▶ [WHAT IS NEEDED]: Go through the data below and return each line where the string "date" appears.

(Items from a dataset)
┌──

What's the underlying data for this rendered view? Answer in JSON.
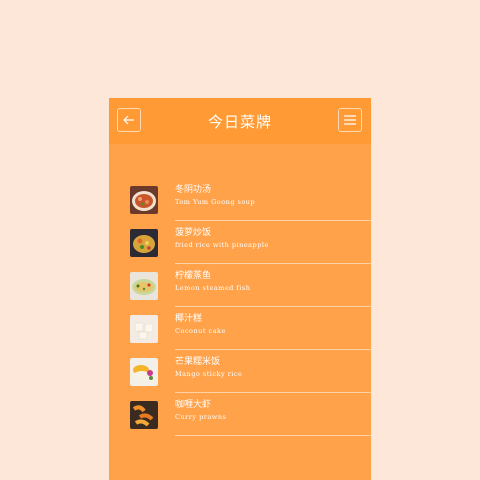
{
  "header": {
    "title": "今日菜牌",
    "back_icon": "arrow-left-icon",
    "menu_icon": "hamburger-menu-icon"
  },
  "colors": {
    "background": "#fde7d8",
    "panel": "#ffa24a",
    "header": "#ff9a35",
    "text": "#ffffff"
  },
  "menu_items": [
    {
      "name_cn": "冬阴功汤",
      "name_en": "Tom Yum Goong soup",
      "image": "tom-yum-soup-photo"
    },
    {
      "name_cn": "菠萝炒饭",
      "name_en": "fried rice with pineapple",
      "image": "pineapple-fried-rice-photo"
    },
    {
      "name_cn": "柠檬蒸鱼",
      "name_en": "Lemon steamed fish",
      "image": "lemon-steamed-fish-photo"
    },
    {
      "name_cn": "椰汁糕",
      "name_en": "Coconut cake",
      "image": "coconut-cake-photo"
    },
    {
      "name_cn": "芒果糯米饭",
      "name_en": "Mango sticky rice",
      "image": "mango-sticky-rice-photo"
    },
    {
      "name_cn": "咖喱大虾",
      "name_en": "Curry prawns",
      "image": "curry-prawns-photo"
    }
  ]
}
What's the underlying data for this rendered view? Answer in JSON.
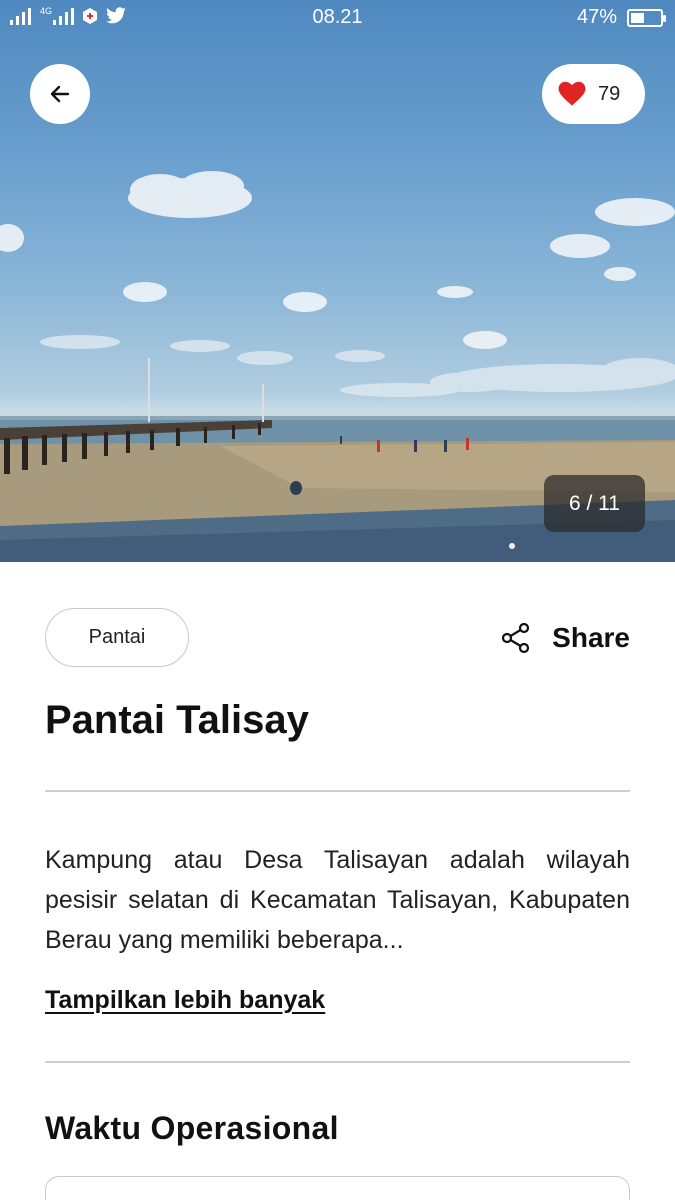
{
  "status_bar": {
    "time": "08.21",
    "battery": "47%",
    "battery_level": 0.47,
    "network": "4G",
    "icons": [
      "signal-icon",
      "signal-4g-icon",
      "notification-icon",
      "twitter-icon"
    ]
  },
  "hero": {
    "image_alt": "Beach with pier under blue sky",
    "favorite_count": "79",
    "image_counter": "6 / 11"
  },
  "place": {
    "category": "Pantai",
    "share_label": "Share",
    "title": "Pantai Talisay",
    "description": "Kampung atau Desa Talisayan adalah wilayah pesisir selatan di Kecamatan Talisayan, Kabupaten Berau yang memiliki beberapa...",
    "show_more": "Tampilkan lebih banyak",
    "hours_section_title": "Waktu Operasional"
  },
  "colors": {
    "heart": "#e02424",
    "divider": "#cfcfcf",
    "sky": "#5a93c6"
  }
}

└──
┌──

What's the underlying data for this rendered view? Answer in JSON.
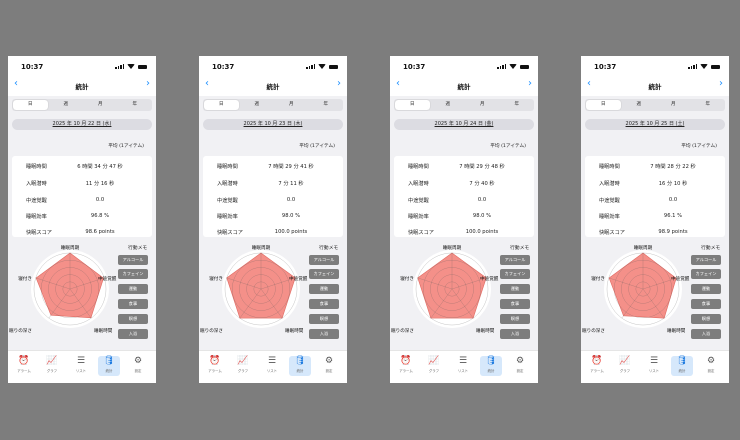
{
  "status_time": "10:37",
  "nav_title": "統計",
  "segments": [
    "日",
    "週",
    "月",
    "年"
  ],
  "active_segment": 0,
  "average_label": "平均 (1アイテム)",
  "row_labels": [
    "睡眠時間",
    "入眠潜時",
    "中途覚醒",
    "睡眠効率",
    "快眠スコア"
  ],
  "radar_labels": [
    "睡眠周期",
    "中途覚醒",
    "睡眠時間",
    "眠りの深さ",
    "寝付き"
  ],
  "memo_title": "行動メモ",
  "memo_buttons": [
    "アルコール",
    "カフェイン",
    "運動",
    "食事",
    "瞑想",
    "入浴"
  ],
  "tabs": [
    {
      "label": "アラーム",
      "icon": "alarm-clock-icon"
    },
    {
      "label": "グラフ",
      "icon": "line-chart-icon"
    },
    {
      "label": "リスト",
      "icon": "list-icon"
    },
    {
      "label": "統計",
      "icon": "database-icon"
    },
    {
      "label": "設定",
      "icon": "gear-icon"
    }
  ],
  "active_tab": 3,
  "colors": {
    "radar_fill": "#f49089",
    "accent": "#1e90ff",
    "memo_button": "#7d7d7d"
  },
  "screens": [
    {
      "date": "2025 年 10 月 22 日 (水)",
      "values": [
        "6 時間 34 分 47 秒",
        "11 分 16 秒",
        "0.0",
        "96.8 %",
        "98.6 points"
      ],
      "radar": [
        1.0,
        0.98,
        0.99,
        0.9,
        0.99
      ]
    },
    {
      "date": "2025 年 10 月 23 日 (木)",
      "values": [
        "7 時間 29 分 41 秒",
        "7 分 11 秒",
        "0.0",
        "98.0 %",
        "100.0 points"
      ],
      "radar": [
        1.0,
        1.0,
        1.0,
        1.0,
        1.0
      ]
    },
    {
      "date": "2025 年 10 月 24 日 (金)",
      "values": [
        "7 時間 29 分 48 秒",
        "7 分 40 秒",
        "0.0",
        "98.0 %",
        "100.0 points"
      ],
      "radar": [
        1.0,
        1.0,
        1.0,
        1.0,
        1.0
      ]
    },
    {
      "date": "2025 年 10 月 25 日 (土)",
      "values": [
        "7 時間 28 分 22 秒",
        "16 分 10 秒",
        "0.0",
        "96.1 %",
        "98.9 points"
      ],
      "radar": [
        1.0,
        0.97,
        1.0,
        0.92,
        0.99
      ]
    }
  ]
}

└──

▶ [OUTPUT BELOW]:
      "date": "2025 年 10 月 22 日 (水)",
      "date": "2025 年 10 月 23 日 (木)",
      "date": "2025 年 10 月 24 日 (金)",
      "date": "2025 年 10 月 25 日 (土)",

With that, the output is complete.